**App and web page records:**
◆ ◆ ◆ ◆ ◆ ◆ ◆

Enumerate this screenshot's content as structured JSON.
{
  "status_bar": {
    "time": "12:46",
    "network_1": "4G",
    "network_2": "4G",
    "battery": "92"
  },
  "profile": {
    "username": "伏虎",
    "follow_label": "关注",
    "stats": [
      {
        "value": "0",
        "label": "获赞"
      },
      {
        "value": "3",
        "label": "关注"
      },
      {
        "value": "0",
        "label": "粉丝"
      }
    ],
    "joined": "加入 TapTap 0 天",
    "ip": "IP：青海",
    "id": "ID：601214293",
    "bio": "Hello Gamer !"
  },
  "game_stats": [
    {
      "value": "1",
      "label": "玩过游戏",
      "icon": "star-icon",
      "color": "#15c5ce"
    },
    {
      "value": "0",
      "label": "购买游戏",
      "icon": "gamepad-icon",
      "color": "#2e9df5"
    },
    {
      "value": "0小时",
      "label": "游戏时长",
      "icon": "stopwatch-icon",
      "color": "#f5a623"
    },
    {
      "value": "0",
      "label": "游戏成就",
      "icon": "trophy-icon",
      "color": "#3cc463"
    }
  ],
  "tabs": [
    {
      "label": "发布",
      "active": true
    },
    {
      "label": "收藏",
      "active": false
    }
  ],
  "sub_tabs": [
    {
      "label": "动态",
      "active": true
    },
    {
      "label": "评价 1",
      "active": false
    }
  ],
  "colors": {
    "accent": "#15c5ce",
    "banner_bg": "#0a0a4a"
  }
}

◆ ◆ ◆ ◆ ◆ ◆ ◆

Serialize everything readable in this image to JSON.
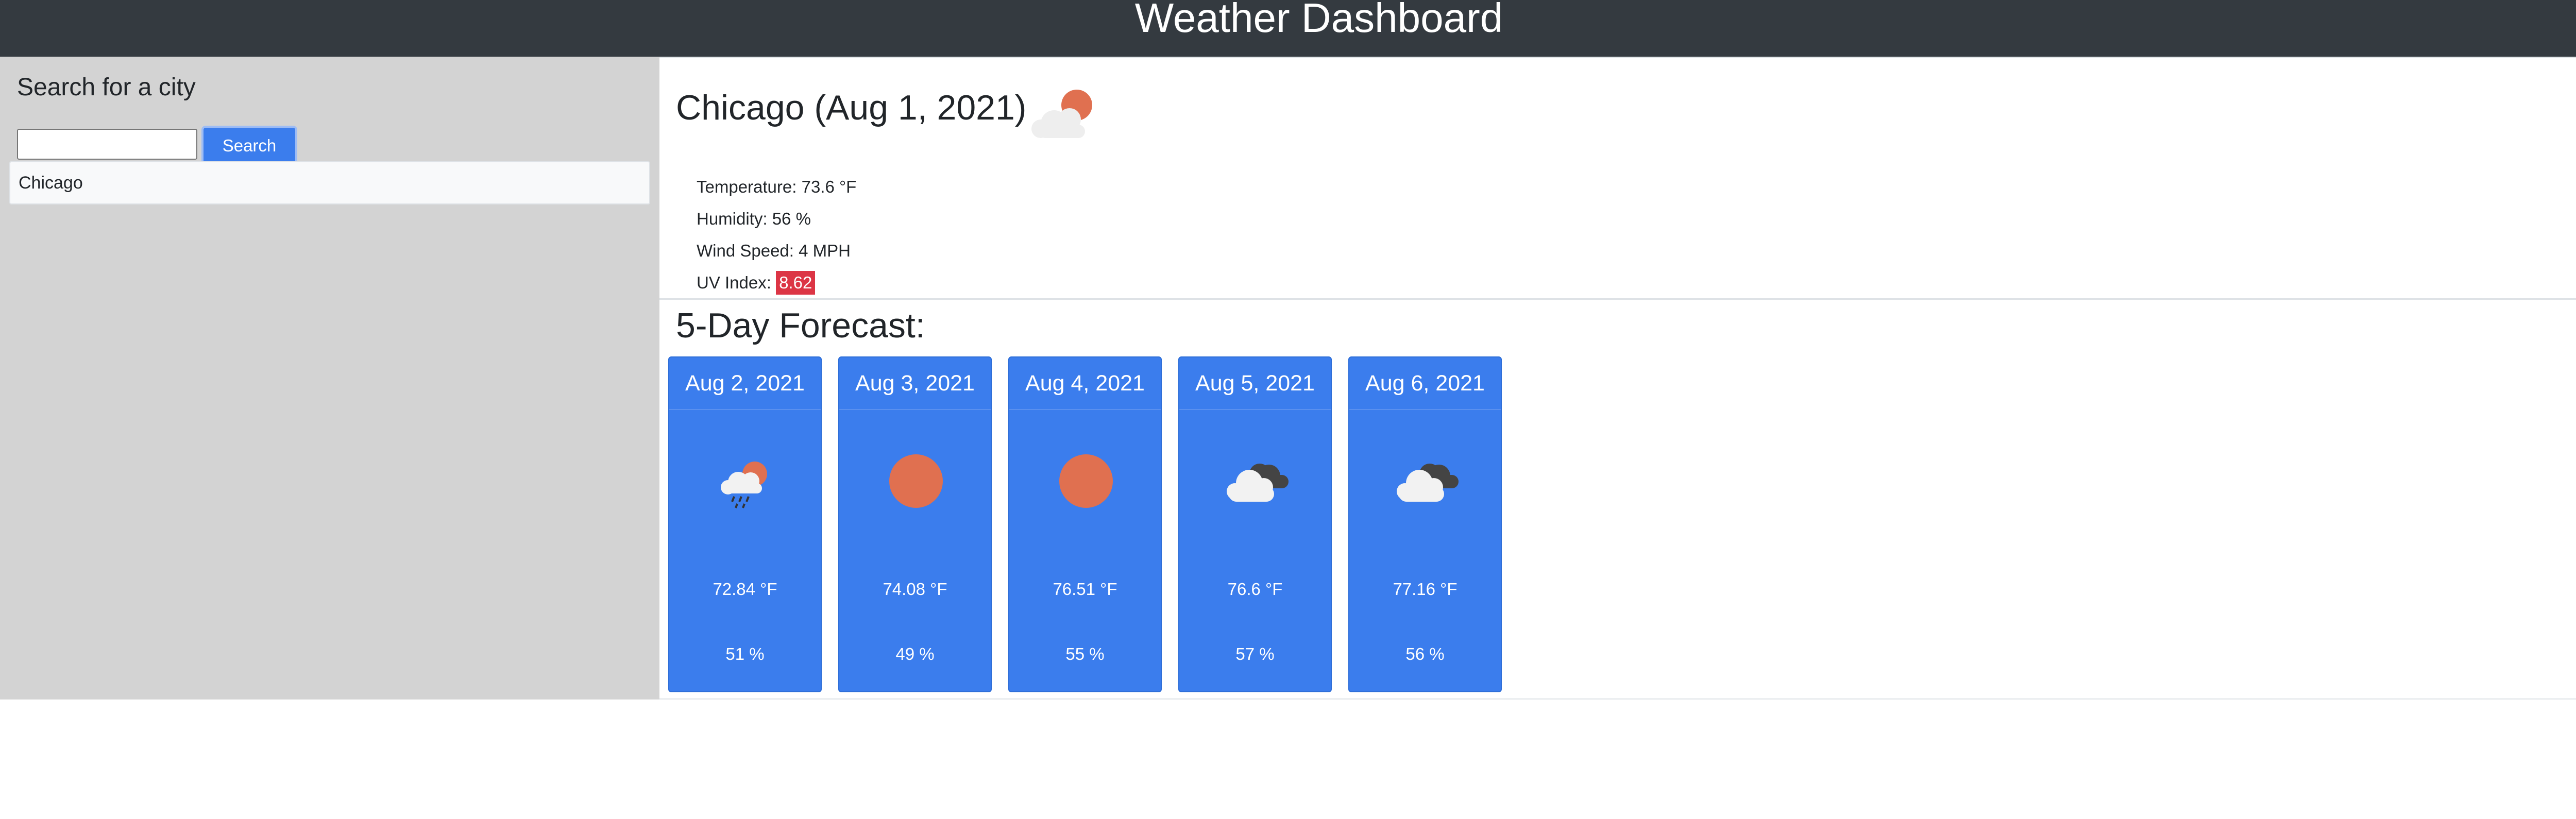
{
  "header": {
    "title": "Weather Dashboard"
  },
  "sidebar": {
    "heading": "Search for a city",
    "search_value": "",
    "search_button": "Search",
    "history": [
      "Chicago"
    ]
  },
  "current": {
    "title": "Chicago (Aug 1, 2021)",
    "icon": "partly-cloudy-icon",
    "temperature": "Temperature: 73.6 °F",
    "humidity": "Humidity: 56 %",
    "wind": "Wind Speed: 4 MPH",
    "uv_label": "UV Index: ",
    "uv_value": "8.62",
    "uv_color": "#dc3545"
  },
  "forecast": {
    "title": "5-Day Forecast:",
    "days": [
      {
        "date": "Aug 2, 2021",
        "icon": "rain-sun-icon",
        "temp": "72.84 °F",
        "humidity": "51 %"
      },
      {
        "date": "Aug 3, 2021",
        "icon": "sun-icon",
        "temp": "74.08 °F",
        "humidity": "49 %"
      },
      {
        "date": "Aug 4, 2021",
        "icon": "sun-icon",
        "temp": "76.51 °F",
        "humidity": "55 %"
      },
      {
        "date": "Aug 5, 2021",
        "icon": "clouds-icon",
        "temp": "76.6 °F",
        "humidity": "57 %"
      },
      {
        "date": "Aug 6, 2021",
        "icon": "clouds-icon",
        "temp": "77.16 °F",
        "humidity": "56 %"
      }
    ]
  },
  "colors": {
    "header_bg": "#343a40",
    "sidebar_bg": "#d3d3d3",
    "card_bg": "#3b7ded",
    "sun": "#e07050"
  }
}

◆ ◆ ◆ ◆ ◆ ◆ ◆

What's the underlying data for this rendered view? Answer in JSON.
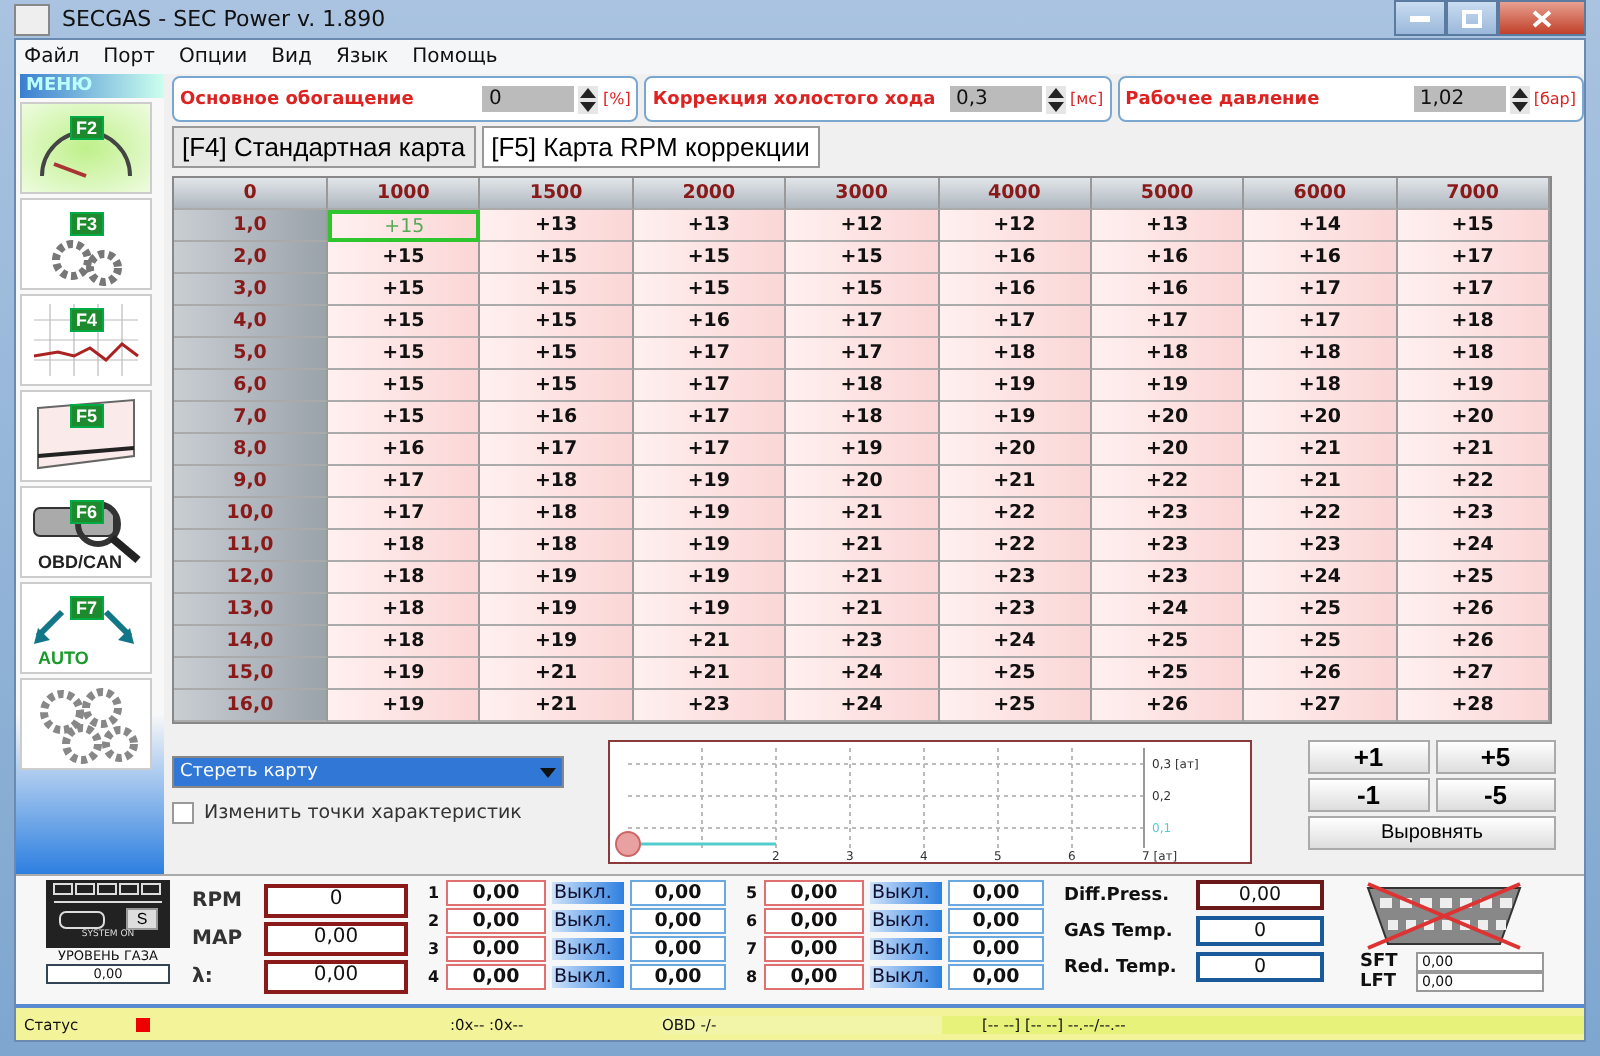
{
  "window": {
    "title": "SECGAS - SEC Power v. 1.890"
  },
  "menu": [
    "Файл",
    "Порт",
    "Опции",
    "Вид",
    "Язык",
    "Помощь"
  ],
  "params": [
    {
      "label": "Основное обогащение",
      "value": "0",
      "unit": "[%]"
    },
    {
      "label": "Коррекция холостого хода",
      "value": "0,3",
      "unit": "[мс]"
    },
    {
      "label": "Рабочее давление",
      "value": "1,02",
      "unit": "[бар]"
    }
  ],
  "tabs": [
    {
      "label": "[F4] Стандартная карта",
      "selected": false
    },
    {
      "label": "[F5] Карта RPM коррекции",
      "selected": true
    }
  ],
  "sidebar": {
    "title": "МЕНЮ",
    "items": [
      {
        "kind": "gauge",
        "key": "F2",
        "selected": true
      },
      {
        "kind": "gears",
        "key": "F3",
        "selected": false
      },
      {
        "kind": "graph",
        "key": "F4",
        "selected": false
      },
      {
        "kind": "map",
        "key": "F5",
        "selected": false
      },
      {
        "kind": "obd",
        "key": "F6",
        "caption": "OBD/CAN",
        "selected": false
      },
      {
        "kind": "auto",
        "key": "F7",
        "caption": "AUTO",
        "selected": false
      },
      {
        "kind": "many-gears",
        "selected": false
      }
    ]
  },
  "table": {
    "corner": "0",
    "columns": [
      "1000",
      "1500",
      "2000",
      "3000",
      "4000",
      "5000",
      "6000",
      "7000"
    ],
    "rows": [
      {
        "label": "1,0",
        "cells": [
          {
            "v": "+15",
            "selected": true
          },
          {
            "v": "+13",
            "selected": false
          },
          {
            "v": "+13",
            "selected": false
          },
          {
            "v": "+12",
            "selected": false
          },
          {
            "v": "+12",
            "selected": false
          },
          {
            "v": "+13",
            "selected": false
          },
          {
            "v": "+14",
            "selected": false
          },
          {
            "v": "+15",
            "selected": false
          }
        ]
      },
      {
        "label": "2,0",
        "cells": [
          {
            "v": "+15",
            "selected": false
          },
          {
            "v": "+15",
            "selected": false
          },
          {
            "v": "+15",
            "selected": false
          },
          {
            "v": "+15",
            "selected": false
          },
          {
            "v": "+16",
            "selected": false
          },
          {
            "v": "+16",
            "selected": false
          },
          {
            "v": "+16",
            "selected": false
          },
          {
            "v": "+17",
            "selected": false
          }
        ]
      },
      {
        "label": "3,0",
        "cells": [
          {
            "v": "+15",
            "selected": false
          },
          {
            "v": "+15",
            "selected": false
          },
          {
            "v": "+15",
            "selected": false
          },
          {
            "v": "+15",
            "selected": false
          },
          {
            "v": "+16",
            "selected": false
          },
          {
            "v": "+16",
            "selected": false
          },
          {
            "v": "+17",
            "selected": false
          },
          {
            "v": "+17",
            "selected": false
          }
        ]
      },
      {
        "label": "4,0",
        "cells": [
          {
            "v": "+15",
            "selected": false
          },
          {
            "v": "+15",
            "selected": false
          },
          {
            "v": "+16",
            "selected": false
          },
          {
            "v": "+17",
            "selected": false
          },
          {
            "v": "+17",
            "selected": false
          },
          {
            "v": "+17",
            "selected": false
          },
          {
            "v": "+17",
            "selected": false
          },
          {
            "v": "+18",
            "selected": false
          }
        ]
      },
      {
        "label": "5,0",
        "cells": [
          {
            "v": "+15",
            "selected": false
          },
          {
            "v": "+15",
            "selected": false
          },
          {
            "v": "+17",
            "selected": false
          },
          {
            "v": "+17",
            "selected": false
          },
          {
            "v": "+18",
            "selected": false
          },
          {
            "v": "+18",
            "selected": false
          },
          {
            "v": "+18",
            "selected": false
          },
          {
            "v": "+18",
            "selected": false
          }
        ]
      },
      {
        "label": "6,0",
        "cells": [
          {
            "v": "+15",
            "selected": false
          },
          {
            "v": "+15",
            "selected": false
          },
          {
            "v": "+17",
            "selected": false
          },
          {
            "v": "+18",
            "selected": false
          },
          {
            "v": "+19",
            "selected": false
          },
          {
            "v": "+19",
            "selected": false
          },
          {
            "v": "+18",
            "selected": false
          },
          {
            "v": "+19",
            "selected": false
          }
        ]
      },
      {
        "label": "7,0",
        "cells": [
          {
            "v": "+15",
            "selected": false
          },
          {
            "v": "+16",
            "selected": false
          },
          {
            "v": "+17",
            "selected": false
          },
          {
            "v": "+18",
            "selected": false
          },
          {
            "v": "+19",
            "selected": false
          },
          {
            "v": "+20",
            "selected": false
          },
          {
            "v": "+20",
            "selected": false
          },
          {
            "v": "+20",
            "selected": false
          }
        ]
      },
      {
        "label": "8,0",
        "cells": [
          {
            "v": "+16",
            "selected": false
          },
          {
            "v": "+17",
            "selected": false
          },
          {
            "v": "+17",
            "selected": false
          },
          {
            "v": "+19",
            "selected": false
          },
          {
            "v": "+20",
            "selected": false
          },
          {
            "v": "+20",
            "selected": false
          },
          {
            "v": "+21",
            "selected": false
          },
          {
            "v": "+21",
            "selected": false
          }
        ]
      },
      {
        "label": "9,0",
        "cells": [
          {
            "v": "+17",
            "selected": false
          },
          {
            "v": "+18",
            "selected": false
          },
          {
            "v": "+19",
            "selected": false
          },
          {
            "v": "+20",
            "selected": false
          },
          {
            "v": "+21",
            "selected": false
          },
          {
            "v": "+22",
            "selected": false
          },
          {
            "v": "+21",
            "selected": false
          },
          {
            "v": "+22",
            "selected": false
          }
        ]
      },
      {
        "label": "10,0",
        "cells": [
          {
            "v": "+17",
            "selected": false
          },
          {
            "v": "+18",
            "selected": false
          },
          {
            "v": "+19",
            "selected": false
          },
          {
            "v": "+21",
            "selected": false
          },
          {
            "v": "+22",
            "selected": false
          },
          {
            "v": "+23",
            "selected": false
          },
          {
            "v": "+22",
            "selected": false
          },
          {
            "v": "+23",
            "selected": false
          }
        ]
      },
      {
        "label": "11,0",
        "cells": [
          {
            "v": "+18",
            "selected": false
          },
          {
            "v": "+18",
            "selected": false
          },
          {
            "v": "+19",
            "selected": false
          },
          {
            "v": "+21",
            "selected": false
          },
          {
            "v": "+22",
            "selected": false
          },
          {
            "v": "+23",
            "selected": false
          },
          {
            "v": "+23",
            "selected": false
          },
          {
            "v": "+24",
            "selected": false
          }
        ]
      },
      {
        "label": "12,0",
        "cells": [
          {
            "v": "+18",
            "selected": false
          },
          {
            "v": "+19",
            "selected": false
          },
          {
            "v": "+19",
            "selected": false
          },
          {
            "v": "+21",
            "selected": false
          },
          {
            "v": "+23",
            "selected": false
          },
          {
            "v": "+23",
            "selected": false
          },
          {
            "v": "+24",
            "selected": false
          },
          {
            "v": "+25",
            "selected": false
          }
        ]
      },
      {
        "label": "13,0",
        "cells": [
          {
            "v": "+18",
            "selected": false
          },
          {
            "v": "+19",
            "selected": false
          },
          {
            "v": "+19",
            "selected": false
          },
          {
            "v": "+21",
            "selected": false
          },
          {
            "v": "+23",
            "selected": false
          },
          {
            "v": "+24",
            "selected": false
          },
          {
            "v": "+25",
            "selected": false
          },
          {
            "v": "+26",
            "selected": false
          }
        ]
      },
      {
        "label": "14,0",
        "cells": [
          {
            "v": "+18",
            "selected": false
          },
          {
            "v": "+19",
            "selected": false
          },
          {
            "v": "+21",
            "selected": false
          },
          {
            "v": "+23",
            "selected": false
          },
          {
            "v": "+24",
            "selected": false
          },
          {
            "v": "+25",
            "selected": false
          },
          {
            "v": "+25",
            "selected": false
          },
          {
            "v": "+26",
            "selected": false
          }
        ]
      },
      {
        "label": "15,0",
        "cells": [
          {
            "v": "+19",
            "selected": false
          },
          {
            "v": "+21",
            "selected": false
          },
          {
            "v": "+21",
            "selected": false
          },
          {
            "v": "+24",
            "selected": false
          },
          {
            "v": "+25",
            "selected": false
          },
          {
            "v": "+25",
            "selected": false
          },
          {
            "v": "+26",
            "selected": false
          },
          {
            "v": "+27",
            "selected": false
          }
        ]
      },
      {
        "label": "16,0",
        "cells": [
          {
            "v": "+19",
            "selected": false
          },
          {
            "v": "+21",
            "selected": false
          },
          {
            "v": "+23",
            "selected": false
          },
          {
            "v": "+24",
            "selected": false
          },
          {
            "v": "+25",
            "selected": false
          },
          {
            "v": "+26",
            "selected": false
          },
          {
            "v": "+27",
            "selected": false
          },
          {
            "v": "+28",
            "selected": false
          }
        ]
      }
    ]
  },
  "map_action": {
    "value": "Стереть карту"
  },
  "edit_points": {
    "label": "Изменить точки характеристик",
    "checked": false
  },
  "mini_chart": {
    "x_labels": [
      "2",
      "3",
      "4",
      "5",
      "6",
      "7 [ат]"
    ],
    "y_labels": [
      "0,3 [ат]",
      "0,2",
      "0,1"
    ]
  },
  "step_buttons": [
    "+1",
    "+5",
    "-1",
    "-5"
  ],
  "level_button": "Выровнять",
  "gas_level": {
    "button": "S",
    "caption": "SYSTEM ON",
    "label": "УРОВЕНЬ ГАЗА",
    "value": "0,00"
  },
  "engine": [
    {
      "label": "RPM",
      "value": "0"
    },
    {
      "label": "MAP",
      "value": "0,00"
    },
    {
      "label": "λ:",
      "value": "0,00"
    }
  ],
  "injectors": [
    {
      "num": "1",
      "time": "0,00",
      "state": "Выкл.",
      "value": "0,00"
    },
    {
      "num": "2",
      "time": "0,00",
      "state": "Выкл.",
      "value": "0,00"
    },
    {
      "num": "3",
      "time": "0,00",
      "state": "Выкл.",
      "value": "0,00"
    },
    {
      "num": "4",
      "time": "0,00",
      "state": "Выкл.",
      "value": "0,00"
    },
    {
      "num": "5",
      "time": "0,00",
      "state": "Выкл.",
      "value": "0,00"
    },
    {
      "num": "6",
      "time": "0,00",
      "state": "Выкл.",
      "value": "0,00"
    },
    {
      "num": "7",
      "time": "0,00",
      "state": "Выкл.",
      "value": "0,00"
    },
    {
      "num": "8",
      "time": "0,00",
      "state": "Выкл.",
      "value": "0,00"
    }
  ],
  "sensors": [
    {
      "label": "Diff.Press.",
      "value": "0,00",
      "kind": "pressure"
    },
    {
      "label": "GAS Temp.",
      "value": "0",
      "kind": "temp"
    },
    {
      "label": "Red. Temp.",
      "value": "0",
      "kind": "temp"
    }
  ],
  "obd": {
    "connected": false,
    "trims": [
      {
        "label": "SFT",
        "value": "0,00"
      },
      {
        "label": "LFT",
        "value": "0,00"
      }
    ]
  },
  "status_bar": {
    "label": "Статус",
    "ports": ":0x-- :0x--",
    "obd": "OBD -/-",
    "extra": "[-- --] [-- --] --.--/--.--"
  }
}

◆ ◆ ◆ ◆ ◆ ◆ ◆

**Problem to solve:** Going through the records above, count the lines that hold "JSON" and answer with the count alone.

**Exercise output:** 3